Plea for swings
I was so disappointed to read about the closure of several playgrounds around the area (KMN, May 8). It doesn’t make sense that the local toddlers will not have a place to play without going to the lagoon.
I’m a grandma of a two-year-old toddler and, when he comes to visit, Annan Grove playground is the first place he wants to go and have a swing, and I know others in this street that use it regularly.
Surely even two swings could be left for these little people to enjoy just as the older kids enjoy their cricket on the grass area.
We should be encouraging our children to be using the great outdoors rather than sitting inside at their Playstations, et cetera.
Play and social interaction are such an important part of a child’s life and we are depriving them of this by taking away such facilities, (which are) also good for the adults as they accompany their children to these playgrounds.
Please, two swings would be better than nothing.
CYNTHIA MCCARTHY, Papakowhai.

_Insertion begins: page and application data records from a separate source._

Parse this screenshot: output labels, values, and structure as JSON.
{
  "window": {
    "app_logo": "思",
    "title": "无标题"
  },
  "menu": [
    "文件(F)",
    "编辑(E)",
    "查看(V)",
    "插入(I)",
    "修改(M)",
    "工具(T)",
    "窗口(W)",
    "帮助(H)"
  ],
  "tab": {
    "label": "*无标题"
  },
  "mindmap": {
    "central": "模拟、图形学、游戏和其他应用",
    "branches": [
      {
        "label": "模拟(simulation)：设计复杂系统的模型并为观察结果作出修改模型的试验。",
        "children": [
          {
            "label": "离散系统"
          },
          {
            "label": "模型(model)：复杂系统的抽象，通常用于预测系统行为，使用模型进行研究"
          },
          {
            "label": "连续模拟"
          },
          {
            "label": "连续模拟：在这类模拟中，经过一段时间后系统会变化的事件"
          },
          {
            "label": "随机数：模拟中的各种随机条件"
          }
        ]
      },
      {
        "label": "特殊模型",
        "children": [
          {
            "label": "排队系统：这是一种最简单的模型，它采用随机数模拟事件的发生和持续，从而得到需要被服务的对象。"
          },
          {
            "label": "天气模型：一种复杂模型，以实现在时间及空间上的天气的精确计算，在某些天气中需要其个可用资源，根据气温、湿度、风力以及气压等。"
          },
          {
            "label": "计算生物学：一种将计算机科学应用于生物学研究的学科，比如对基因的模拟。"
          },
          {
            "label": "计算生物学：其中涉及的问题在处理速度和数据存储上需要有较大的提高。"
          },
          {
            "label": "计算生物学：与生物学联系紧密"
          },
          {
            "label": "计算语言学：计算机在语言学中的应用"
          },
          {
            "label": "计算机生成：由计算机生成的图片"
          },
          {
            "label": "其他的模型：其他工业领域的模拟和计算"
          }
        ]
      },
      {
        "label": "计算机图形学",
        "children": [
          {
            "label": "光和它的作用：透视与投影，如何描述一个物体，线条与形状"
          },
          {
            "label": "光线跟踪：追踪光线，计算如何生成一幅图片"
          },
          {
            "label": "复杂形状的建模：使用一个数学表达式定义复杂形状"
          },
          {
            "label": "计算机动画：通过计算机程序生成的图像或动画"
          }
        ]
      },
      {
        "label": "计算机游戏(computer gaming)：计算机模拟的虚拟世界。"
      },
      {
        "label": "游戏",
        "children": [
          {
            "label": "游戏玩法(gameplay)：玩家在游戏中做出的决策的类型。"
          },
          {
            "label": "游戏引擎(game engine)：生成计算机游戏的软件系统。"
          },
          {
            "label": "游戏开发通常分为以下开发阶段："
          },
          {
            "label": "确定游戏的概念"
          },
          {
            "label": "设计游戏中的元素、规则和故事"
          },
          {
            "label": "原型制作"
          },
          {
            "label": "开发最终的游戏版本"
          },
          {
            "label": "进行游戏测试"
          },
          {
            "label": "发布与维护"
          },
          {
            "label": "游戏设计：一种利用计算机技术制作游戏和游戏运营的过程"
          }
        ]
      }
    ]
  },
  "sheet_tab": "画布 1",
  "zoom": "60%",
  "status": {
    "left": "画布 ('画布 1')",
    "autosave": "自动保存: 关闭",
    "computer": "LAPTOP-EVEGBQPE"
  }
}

Porirua City Council Leisure Assets & Services manager Karyn Stillwell responds: It’s always a tough call to close a playground and that decision is only made where the playground is not used by enough people to warrant the cost of renewing its equipment, and where there is another within walking distance.
In the case of Annan Grove, we also have an issue with poor drainage which makes the area boggy in the winter.
The council has had to prioritise how it spends the playground renewal budget and it’s not affordable to have a small park with one swing, near to a small park with a seesaw, which are not far from a larger playground.
We have a good distribution of neighbourhood playgrounds and, in Papakowhai we have enhanced Aotea Lagoon, which has a dedicated underfives play area with equipment and activities that are not only fun but also aid in child development.
I spoke at length to my opposition to the proposal and your headline supports my arguments.
Under the Mayoral Forum which is made up of the nine councils in our region, including GWRC, a united process has existed since 2009 with all councils participating in discussions around proposed amalgamations or a super-city.
In October 2010, PricewaterhouseCoopers were engaged to review the Wellington Region Council Governance and in August 2011 Martin Jenkins’ submission analysis of that review went out for further consultation.
In April 2012 GWRC submitted an independent process which invited the eight councils to participate, advising that regardless of buy-in from councils, GWRC will be conducting their review at a cost of $150,000.
This invitation has been declined by seven of the councils favouring to continue to consult within their own boundaries and LTP as agreed, and report their findings back to the forum with the possibility of a referendum on the proposals.
Government have made it clear that they will not be making any further imposed amalgamations and yet GWRC’S proposed review is to be completed by September 2012 ready for implementation for 2013 local elections. So what’s the rush?
I believe the commonsense approach is to continue to work together by having the discussions and looking at ways where we can share services and look for efficiencies.
While we are progressing these discussions we can monitor what is happening in Auckland. Is bigger better? GWRC and their supporters I believe are using scaremongering tactics to push their agendas and ensure their relevance at a further cost to the Porirua ratepayer.
Remember a huge part of our rates contribution goes to GWRC so we are paying twice because the decision to support this review means it will also be funded from PCC.
The advocates for this review would have you believe nothing is happening and if we don’t jump on board with this proposal we will be left out. Really!
Seven councils have declined the invitation and, for the record, we have always been at the table and should continue but with the right partnerships.
A Regional Strategy was adopted in 2007, a process PCC led, all councils except GWRC have just passed a Wellington Region Waste Management and Minimisation Plan, and shared services with seven key areas are discussed and updated as an agenda item at each Mayoral Forum.
I would suggest GWRC’S proposal is a deliberate hijack to claim their relevance, cause confusion and a distraction to what the real issue is and that is that GWRC know the writing is on the wall and the tier of governance in Wellington that is likely to be scrapped is regional council.
LIZ KELLY, deputy mayor of Porirua.